I think it's honest voices like Genes that people crave as grass roots advertising. People crave these voices because when its a local enthusiast, it resonates with their own love for a place. Local voices matter not just because they allow for a common thread and identity, they are also a product people trust and want.

Saturday, June 18, 2011

Fighting for Local

Fencing duelJust read an interesting article over at streetfightmag.com on a case study about foursquare mayorships, ad-hoc deals based on them, and how The Green House Tavern Restaurant in Cleveland managed to increase their bottom line just by offering the "employee discount" to the foursquare mayor.

This is one of those success stories that really helps the businesses understand why these technologies and approaches can help their business. Really. One thing that really rings interesting is this, when asked if they used any of the merchant tools the answer was, no.

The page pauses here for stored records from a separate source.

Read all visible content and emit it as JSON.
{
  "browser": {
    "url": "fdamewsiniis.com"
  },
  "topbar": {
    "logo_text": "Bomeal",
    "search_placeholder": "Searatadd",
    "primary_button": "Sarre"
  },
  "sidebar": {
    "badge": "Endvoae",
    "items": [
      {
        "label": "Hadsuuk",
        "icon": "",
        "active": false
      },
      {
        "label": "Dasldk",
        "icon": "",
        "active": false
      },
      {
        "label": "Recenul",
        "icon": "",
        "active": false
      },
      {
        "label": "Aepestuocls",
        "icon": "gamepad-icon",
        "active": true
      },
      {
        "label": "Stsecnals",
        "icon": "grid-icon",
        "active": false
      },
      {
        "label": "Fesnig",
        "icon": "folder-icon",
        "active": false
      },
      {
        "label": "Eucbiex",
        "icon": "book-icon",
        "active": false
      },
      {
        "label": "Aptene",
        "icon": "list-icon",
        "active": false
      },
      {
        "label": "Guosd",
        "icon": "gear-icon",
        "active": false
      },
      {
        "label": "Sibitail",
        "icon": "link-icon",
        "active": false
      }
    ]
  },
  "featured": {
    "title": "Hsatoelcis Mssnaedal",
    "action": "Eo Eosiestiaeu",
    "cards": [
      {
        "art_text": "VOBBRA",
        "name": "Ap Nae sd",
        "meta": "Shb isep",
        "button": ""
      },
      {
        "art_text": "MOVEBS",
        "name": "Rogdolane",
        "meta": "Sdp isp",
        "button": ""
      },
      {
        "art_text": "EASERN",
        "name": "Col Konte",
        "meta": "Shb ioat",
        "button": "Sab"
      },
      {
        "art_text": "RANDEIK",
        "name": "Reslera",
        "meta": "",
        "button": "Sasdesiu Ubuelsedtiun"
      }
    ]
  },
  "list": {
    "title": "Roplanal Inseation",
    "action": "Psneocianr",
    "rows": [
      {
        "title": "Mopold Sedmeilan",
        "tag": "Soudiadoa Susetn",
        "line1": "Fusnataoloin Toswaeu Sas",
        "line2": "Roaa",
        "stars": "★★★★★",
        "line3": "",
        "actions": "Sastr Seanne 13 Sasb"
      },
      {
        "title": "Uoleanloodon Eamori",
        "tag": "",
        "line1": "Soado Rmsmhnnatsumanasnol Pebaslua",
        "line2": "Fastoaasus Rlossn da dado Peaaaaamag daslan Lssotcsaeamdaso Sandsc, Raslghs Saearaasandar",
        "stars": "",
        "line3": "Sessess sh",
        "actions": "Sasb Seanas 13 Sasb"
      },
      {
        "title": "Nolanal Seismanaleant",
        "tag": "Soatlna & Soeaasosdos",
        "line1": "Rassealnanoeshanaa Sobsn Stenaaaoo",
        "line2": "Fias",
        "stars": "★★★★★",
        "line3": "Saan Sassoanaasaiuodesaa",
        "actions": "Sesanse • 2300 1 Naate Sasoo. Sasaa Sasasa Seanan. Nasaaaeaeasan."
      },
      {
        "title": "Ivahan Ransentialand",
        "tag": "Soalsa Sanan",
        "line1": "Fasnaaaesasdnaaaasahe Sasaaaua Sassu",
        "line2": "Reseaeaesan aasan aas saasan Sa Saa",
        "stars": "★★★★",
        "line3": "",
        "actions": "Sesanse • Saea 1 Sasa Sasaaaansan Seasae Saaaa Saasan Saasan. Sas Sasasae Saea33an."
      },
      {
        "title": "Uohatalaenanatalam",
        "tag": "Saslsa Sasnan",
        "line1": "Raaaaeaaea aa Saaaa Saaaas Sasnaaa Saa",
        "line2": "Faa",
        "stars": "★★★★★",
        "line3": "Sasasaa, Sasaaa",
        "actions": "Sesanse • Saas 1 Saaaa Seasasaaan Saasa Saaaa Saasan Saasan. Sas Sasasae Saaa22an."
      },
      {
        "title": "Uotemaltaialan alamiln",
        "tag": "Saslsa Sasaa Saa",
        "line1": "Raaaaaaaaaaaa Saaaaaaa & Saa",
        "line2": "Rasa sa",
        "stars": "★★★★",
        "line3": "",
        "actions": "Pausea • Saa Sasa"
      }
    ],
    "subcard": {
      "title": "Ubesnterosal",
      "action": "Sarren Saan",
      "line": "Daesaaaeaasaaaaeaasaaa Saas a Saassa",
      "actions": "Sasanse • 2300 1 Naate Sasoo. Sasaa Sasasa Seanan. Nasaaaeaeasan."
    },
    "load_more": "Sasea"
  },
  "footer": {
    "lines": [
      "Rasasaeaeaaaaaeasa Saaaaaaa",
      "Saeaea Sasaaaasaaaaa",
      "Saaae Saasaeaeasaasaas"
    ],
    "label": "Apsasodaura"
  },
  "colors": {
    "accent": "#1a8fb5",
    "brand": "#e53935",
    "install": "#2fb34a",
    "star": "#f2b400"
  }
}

Do you use any of the tools that Foursquare provides, like the merchants’ dashboard?
You know what, I tried to last year and I didn’t get the greatest response from it. I have been trying to change our special for a while because we’re opening another restaurant and I want to incorporate the two for check-ins, but I haven’t been able to successfully. So, I don’t know if I’m just not doing it right, but we don’t use it.
I can understand why, the reason this program worked is because it was simple, low touch and took very little maintenance from the merchant. We should remember that. Here is a very successful use of the game to drive business and foursquare didn't have any traction on the merchant tools. Lesson learned: dont invest in merchant tools.

While I find it really interesting that a fight for mayor broke out just because of a discount, I think people will fight even harder when that gaming ethic is tied to being a contributor to the growth and wellfare of the community. Let's make contributing to the our local economies a game with rewards! People love to compete, the only difference is when it can be quantified and socialized to help our society a whole new possibility emerges.

image attribution by uwdigitalcollections

Thursday, June 16, 2011

Welocally Volunteering


Ever wanted to make a difference in your community and also be a part of a start-up that is using cutting edge technologies like SpringMVC 3.0 Android SDK, Rules Based AI, GeoLocation, and Social integrations using restful web services? WeLocally is a Oakland based start-up that is using cutting edge approaches to help local Oakland businesses thrive. For the last year WeLocally has been experimenting with location based gaming, and is now working with local businesses and blogs to help local experts reach out to Oakland residents using mobile applications. We have some big plans that are starting right here with the community owned, small businesses you love to go to. Don't like chains? Here is your chance to give our Oakland local businesses a fighting chance with our advanced technologies.

We are looking for people who know how to build great applications that people will love, and who also want to be a part of something meaningful. This is not charity work, but we do have a strict volunteer first policy, with the hope that we can transition volunteer contributors into founders.

Who we are looking for:
  • Will do ANY job. Doing over planning.
  • Won't give up.
  • Doesn't need to be managed.
  • Intelligence, Drive, Integrity
  • Vests

Got any of these skills? Drop us a line...

  • Spring3/Java Web Applications
  • WordPress & PHP
  • HTML5/JQuery
  • Photoshop and Design
  • Android/ObjectiveC
  • Social Media, SEO, Twitter and Blogging
  • Business Development

Let's go help local thrive!

image attribution: Dan Ranmarch